TASK TO CARRY OUT: Repeat the entries below in full, with every character unchanged.

(Excerpts from an interface dataset)
↓
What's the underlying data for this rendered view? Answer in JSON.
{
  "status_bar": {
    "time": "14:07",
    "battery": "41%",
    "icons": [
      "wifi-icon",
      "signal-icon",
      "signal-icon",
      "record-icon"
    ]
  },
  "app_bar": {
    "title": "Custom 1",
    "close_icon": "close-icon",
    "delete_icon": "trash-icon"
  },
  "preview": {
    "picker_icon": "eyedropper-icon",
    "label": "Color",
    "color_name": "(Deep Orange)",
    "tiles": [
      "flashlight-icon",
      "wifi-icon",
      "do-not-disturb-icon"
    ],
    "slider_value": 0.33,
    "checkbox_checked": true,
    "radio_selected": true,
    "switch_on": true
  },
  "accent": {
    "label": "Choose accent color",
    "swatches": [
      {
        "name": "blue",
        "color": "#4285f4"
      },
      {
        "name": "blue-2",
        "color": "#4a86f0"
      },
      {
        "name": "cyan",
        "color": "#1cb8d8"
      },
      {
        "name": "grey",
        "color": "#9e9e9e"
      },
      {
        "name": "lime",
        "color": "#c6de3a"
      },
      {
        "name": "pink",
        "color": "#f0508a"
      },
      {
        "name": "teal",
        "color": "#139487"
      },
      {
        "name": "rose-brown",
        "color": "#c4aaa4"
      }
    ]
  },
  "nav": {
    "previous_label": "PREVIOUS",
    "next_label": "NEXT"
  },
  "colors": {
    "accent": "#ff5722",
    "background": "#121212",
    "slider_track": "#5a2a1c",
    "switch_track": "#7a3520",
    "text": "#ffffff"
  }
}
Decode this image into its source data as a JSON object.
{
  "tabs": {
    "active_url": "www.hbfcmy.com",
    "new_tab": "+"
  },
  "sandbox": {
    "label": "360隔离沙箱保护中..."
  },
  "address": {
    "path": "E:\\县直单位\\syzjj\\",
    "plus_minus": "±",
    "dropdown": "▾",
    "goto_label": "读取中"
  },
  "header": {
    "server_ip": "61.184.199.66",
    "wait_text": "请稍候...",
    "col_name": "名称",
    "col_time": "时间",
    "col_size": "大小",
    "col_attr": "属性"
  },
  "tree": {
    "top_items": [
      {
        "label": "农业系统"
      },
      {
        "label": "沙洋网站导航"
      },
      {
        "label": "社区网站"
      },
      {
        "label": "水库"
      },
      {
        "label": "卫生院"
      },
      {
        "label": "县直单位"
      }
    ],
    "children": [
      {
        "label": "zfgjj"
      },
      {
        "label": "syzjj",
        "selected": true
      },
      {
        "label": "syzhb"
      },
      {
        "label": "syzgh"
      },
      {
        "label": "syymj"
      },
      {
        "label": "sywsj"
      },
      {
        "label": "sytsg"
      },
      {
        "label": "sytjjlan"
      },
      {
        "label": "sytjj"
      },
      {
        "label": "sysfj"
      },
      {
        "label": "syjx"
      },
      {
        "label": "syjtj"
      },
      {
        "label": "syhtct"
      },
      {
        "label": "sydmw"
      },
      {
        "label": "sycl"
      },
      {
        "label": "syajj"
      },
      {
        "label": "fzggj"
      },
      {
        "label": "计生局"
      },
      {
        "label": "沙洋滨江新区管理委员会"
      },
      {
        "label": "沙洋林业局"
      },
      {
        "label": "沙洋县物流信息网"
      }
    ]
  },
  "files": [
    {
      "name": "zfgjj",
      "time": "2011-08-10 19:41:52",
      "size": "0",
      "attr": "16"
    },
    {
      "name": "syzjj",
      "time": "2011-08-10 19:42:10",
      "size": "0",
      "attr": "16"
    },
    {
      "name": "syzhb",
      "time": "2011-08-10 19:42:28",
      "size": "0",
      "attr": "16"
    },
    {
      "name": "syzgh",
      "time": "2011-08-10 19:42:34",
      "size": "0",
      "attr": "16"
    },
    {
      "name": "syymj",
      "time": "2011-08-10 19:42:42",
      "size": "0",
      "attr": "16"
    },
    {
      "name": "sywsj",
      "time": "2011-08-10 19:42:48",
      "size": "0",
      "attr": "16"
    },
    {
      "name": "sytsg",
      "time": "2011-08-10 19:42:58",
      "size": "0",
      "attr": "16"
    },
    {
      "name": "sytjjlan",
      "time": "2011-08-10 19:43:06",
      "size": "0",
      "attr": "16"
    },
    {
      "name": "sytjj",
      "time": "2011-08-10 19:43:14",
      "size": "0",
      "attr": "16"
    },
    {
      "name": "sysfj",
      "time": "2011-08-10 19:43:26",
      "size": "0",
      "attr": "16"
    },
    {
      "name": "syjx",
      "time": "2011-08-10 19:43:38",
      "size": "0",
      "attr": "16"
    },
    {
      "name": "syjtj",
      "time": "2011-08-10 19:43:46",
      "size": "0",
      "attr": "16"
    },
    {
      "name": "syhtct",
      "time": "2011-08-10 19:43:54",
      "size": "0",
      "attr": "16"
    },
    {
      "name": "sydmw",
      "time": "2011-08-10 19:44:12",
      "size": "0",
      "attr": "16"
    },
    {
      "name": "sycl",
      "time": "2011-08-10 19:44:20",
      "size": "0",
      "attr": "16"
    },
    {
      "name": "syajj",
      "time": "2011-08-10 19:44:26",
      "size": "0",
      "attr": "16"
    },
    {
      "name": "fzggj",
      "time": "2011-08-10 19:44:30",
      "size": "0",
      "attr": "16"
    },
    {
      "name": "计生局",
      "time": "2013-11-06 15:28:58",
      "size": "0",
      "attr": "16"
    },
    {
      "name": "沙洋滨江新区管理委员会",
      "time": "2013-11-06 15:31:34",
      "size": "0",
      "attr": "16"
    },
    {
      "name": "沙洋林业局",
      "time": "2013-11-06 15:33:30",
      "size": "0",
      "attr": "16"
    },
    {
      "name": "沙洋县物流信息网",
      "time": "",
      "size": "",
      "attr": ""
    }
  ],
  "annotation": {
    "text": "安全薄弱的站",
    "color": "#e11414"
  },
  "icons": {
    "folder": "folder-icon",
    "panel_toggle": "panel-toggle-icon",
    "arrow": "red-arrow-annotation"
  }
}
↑
WRITTEN RESPONSE:
What's the underlying data for this rendered view? Answer in JSON.
{
  "status_bar": {
    "time": "14:07",
    "battery": "41%",
    "icons": [
      "wifi-icon",
      "signal-icon",
      "signal-icon",
      "record-icon"
    ]
  },
  "app_bar": {
    "title": "Custom 1",
    "close_icon": "close-icon",
    "delete_icon": "trash-icon"
  },
  "preview": {
    "picker_icon": "eyedropper-icon",
    "label": "Color",
    "color_name": "(Deep Orange)",
    "tiles": [
      "flashlight-icon",
      "wifi-icon",
      "do-not-disturb-icon"
    ],
    "slider_value": 0.33,
    "checkbox_checked": true,
    "radio_selected": true,
    "switch_on": true
  },
  "accent": {
    "label": "Choose accent color",
    "swatches": [
      {
        "name": "blue",
        "color": "#4285f4"
      },
      {
        "name": "blue-2",
        "color": "#4a86f0"
      },
      {
        "name": "cyan",
        "color": "#1cb8d8"
      },
      {
        "name": "grey",
        "color": "#9e9e9e"
      },
      {
        "name": "lime",
        "color": "#c6de3a"
      },
      {
        "name": "pink",
        "color": "#f0508a"
      },
      {
        "name": "teal",
        "color": "#139487"
      },
      {
        "name": "rose-brown",
        "color": "#c4aaa4"
      }
    ]
  },
  "nav": {
    "previous_label": "PREVIOUS",
    "next_label": "NEXT"
  },
  "colors": {
    "accent": "#ff5722",
    "background": "#121212",
    "slider_track": "#5a2a1c",
    "switch_track": "#7a3520",
    "text": "#ffffff"
  }
}
Decode this image into its source data as a JSON object.
{
  "tabs": {
    "active_url": "www.hbfcmy.com",
    "new_tab": "+"
  },
  "sandbox": {
    "label": "360隔离沙箱保护中..."
  },
  "address": {
    "path": "E:\\县直单位\\syzjj\\",
    "plus_minus": "±",
    "dropdown": "▾",
    "goto_label": "读取中"
  },
  "header": {
    "server_ip": "61.184.199.66",
    "wait_text": "请稍候...",
    "col_name": "名称",
    "col_time": "时间",
    "col_size": "大小",
    "col_attr": "属性"
  },
  "tree": {
    "top_items": [
      {
        "label": "农业系统"
      },
      {
        "label": "沙洋网站导航"
      },
      {
        "label": "社区网站"
      },
      {
        "label": "水库"
      },
      {
        "label": "卫生院"
      },
      {
        "label": "县直单位"
      }
    ],
    "children": [
      {
        "label": "zfgjj"
      },
      {
        "label": "syzjj",
        "selected": true
      },
      {
        "label": "syzhb"
      },
      {
        "label": "syzgh"
      },
      {
        "label": "syymj"
      },
      {
        "label": "sywsj"
      },
      {
        "label": "sytsg"
      },
      {
        "label": "sytjjlan"
      },
      {
        "label": "sytjj"
      },
      {
        "label": "sysfj"
      },
      {
        "label": "syjx"
      },
      {
        "label": "syjtj"
      },
      {
        "label": "syhtct"
      },
      {
        "label": "sydmw"
      },
      {
        "label": "sycl"
      },
      {
        "label": "syajj"
      },
      {
        "label": "fzggj"
      },
      {
        "label": "计生局"
      },
      {
        "label": "沙洋滨江新区管理委员会"
      },
      {
        "label": "沙洋林业局"
      },
      {
        "label": "沙洋县物流信息网"
      }
    ]
  },
  "files": [
    {
      "name": "zfgjj",
      "time": "2011-08-10 19:41:52",
      "size": "0",
      "attr": "16"
    },
    {
      "name": "syzjj",
      "time": "2011-08-10 19:42:10",
      "size": "0",
      "attr": "16"
    },
    {
      "name": "syzhb",
      "time": "2011-08-10 19:42:28",
      "size": "0",
      "attr": "16"
    },
    {
      "name": "syzgh",
      "time": "2011-08-10 19:42:34",
      "size": "0",
      "attr": "16"
    },
    {
      "name": "syymj",
      "time": "2011-08-10 19:42:42",
      "size": "0",
      "attr": "16"
    },
    {
      "name": "sywsj",
      "time": "2011-08-10 19:42:48",
      "size": "0",
      "attr": "16"
    },
    {
      "name": "sytsg",
      "time": "2011-08-10 19:42:58",
      "size": "0",
      "attr": "16"
    },
    {
      "name": "sytjjlan",
      "time": "2011-08-10 19:43:06",
      "size": "0",
      "attr": "16"
    },
    {
      "name": "sytjj",
      "time": "2011-08-10 19:43:14",
      "size": "0",
      "attr": "16"
    },
    {
      "name": "sysfj",
      "time": "2011-08-10 19:43:26",
      "size": "0",
      "attr": "16"
    },
    {
      "name": "syjx",
      "time": "2011-08-10 19:43:38",
      "size": "0",
      "attr": "16"
    },
    {
      "name": "syjtj",
      "time": "2011-08-10 19:43:46",
      "size": "0",
      "attr": "16"
    },
    {
      "name": "syhtct",
      "time": "2011-08-10 19:43:54",
      "size": "0",
      "attr": "16"
    },
    {
      "name": "sydmw",
      "time": "2011-08-10 19:44:12",
      "size": "0",
      "attr": "16"
    },
    {
      "name": "sycl",
      "time": "2011-08-10 19:44:20",
      "size": "0",
      "attr": "16"
    },
    {
      "name": "syajj",
      "time": "2011-08-10 19:44:26",
      "size": "0",
      "attr": "16"
    },
    {
      "name": "fzggj",
      "time": "2011-08-10 19:44:30",
      "size": "0",
      "attr": "16"
    },
    {
      "name": "计生局",
      "time": "2013-11-06 15:28:58",
      "size": "0",
      "attr": "16"
    },
    {
      "name": "沙洋滨江新区管理委员会",
      "time": "2013-11-06 15:31:34",
      "size": "0",
      "attr": "16"
    },
    {
      "name": "沙洋林业局",
      "time": "2013-11-06 15:33:30",
      "size": "0",
      "attr": "16"
    },
    {
      "name": "沙洋县物流信息网",
      "time": "",
      "size": "",
      "attr": ""
    }
  ],
  "annotation": {
    "text": "安全薄弱的站",
    "color": "#e11414"
  },
  "icons": {
    "folder": "folder-icon",
    "panel_toggle": "panel-toggle-icon",
    "arrow": "red-arrow-annotation"
  }
}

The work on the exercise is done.